Factors Which Affect Automated Dialogue Replacement (ADR)
Many people who are new to the film industry are unaware of what ADR actually means. Well, the answer is really simple: ADR is the abbreviation for Automated Dialogue Replacement. It usually comes towards the end of the post-production process. Now, why would anyone need ADR? Well, the main purpose of ADR is to improve the overall film by removing bad soundtracks or disturbances in the movie or perhaps just translate the movie in another language.
Many people may refer to ADR as dubbing but this is a misconception. Dubbing is when the TV series or film has voiceover without changing the footage or dialog. However, with ADR, a director guides the process with an ADR supervisor to look and improve the footage by using voice actors and the ADR writers rewrite the script accordingly. Since ADR isn’t an easy task, it becomes imperative for you to be aware of a few factors and how to improve them:
When it comes to ADR, you have a lot more control over the audio of your film than when it is originally recorded. The overall goal of post-production is to obtain a neat and clear ADR recording so that you can later add it in the actual film to remove any discrepancies. Therefore, the recording space of the ADR is of great significance. Make sure you are in an acoustically treated environment, because if you are not, you may notice a lot of problems during post-production. The best way to avoid these problems is to deaden echo sounds as much as possible and eliminate all ambient noise from the recording space.
Of course, without proper equipment, it can almost seem impossible to get a clear audio recording. Please note that in ADR you have to use the same microphone which was used during the production. This is because the main goal of automated dialogue replacement is to persuasively match the original dialogue of the film. Without the same microphone, you may notice slight differences in tonal characteristics and frequency responses. DAW (Digital Audio Workstations) such as Cubase, Nuendo, Adobe Audition, Logic Pro, Abelton Live, and Avid Pro Tools will satisfy all your ADR recording needs.
Ambient Reverb and Tone
Once you have obtained a clear ADR recording, you can now begin adding the dialogue to the actual movie. However, before you begin, you must ensure all ADR dialogue is in sync. You can use VocAlign Pro which is a powerful plug-in that ensures proper syncing. Another option is manually editing the ADR, but since it is time-intensive and complicated, you may not understand how to match the ambient tone and reverb. Now, the next challenge is to match the EQ and reverb according to the recording which was done on location. For this, you can use a convolution reverb which is a plug-in that simulates a real acoustic space.

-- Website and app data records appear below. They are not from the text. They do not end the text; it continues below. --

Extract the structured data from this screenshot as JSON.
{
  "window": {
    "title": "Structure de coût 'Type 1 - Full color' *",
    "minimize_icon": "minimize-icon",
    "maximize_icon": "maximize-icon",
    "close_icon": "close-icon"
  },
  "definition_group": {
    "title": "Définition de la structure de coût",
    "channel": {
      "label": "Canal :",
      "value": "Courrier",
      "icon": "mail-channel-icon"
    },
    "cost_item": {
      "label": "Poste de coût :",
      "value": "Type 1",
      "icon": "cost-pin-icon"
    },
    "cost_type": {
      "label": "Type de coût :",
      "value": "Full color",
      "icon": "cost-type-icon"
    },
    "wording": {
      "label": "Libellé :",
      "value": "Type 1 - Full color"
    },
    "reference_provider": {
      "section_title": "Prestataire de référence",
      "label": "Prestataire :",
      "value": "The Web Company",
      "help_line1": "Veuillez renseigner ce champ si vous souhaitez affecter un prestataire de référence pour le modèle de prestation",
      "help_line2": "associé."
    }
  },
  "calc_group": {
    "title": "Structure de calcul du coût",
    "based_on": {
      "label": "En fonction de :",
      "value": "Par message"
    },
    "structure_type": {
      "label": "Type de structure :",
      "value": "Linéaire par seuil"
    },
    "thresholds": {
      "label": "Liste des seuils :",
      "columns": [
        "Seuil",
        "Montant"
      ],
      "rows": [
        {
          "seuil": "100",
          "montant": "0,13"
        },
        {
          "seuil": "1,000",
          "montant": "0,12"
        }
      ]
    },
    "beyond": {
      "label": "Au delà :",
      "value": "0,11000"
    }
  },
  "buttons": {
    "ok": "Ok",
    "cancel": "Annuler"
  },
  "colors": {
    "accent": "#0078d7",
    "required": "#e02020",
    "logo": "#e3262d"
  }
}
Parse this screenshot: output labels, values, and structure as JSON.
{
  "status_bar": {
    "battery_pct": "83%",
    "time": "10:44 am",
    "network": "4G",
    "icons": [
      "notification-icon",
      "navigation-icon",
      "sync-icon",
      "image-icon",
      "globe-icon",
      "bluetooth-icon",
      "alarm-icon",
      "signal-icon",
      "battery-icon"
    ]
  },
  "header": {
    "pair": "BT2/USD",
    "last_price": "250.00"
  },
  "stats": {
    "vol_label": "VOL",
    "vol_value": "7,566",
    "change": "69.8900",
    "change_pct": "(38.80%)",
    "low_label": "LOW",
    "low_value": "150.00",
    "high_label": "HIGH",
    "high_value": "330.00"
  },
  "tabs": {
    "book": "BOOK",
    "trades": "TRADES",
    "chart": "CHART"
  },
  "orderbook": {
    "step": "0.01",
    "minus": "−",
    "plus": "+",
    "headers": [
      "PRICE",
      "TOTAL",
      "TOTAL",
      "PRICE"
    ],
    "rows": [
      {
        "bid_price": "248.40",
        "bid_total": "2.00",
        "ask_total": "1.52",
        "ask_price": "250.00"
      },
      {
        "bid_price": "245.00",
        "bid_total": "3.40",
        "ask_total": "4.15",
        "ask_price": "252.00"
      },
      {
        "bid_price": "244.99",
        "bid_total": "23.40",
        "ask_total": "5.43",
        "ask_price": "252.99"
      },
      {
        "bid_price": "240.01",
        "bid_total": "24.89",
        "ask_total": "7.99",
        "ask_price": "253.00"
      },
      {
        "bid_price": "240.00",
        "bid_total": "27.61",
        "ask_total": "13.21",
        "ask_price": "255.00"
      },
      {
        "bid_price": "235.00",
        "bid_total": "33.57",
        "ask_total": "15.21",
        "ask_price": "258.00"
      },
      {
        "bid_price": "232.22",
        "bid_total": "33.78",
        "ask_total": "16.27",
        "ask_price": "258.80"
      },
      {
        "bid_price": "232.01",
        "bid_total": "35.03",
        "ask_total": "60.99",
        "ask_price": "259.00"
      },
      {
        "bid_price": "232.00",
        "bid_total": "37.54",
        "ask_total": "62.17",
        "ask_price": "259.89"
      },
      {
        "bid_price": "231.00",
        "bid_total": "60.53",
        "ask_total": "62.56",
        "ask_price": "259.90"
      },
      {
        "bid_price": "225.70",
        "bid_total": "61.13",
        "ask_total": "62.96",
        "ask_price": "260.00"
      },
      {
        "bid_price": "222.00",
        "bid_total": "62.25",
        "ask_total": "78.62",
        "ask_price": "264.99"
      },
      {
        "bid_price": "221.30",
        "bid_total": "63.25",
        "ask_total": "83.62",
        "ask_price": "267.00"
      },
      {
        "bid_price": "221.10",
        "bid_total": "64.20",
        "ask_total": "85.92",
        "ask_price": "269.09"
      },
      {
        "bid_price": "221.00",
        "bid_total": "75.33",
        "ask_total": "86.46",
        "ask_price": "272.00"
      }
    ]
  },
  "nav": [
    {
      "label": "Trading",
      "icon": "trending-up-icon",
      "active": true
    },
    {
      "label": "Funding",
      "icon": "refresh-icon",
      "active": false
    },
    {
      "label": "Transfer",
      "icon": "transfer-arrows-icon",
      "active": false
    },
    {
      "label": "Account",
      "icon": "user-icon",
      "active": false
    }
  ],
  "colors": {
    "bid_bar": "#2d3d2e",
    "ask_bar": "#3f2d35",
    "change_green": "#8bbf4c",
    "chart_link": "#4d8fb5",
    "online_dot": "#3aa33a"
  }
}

So, now that you are familiar with the factors mentioned above, improving the overall ADR recording won’t be a problem.